Sunday, 19 February 2012


Oh, I know, it seems simple. Learn your lines, turn up (on time), be good and go home. List of things not to do: be late, argue, insult anyone, be bad, overstay your welcome. I know this and yet...

All the tricks your psyche plays to help prop up your fragile ego, manifest when an audition looms. Think they're looking for a sexy girl for the part and don't believe you're up to it? Put on a big jumper and feign outrage at any suggestion to remove it. Think the part requires too little of your intelligence? Do some research and tell the director the script is historically inaccurate. Worried you might get the part and not be able to do it well? Sabotage the entire meeting with a character assassination of the producer's best friend. All this I have done and more. So many meetings, so few callbacks.

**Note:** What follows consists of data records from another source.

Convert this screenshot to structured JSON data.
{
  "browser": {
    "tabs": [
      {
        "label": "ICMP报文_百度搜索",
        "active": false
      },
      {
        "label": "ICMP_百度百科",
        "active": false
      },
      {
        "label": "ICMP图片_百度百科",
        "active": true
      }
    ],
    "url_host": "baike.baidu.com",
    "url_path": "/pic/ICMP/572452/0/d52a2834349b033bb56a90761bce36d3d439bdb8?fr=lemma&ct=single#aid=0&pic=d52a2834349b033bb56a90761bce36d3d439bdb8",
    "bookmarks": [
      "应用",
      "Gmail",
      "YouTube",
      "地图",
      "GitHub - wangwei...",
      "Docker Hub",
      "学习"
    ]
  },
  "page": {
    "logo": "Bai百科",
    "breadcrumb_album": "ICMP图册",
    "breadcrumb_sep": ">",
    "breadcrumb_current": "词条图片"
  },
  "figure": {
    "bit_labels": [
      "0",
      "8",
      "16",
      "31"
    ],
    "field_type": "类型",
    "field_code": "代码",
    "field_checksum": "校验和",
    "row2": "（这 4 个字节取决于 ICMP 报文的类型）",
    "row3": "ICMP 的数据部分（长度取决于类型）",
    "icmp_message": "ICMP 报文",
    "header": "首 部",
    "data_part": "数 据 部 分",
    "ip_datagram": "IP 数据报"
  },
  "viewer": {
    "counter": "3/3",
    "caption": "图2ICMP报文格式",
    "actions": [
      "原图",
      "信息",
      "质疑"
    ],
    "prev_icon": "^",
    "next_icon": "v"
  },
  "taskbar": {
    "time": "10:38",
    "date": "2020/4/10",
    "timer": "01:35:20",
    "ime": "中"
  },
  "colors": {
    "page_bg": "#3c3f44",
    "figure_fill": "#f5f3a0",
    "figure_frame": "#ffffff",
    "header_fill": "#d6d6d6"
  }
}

Of course, a lot of the time, you might not be right for the part and there is not much you can do about that. But quite often, with all the preparation involved in casting, the actors auditioning are both physically suitable and perfectly capable of doing the part. It is that something extra that the director is looking for and the process can be odd. You might have to improvise with the assistant director. Or perform the most intimate moments with an actor already cast. Or learn a two-page speech and sit outside the casting room while all the other actors perform it ahead of you, audibly. You might be shouted at for over preparation or under preparation. You might get the casting director on a bad day when she cries through the meeting, or pets her many cats, or takes a phone call and indicates you should carry on with the deathbed scene. The director might want your life story or they might not shake hands with you for fear of germs. They might mouth all your dialogue as they watch you through the monitor or put their head on the table and offer a running commentary. You just never know what is going to happen after you have rung that doorbell.

It is a trailer for coming attractions; a small slice of what life would be on set or stage with any of the above. If they're not shaking hands with you before you even start working together, it's unlikely you'll be on speaking terms by lunch on the first day. This may not matter to you, the project might be more important than the niceties of human connection and some of the best films come from the angriest sets. But it's worth bearing in mind at a casting, especially when you leave empty-handed. As long as the bastards weren't nice to you; that's no comfort at all.